Your answer should be the records, copied exactly, with the pictures removed.

[Opening Extracted material section]

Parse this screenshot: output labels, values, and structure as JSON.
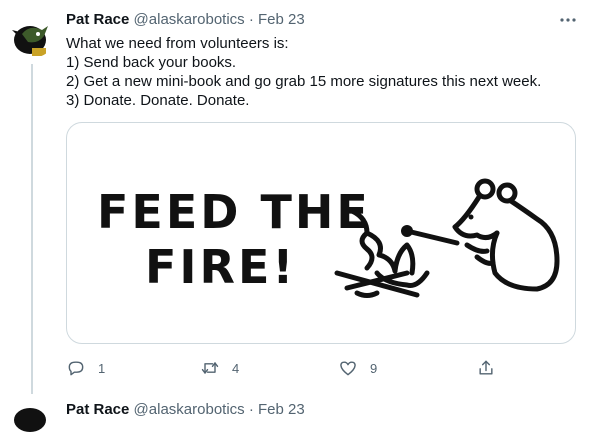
{
  "tweet": {
    "name": "Pat Race",
    "handle": "@alaskarobotics",
    "separator": "·",
    "date": "Feb 23",
    "lines": [
      "What we need from volunteers is:",
      "1) Send back your books.",
      "2) Get a new mini-book and go grab 15 more signatures this next week.",
      "3) Donate. Donate. Donate."
    ],
    "image_text": {
      "line1": "FEED THE",
      "line2": "FIRE!"
    },
    "actions": {
      "reply_count": "1",
      "retweet_count": "4",
      "like_count": "9"
    }
  },
  "next_tweet": {
    "name": "Pat Race",
    "handle": "@alaskarobotics",
    "separator": "·",
    "date": "Feb 23"
  },
  "icons": {
    "more": "more-dots-icon",
    "reply": "reply-icon",
    "retweet": "retweet-icon",
    "like": "heart-icon",
    "share": "share-icon"
  },
  "colors": {
    "muted": "#536471",
    "border": "#cfd9de",
    "text": "#0f1419",
    "avatar_green": "#3d5a2a"
  }
}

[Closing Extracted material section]

Solution below:
Parse this screenshot: output labels, values, and structure as JSON.
{
  "tweet": {
    "name": "Pat Race",
    "handle": "@alaskarobotics",
    "separator": "·",
    "date": "Feb 23",
    "lines": [
      "What we need from volunteers is:",
      "1) Send back your books.",
      "2) Get a new mini-book and go grab 15 more signatures this next week.",
      "3) Donate. Donate. Donate."
    ],
    "image_text": {
      "line1": "FEED THE",
      "line2": "FIRE!"
    },
    "actions": {
      "reply_count": "1",
      "retweet_count": "4",
      "like_count": "9"
    }
  },
  "next_tweet": {
    "name": "Pat Race",
    "handle": "@alaskarobotics",
    "separator": "·",
    "date": "Feb 23"
  },
  "icons": {
    "more": "more-dots-icon",
    "reply": "reply-icon",
    "retweet": "retweet-icon",
    "like": "heart-icon",
    "share": "share-icon"
  },
  "colors": {
    "muted": "#536471",
    "border": "#cfd9de",
    "text": "#0f1419",
    "avatar_green": "#3d5a2a"
  }
}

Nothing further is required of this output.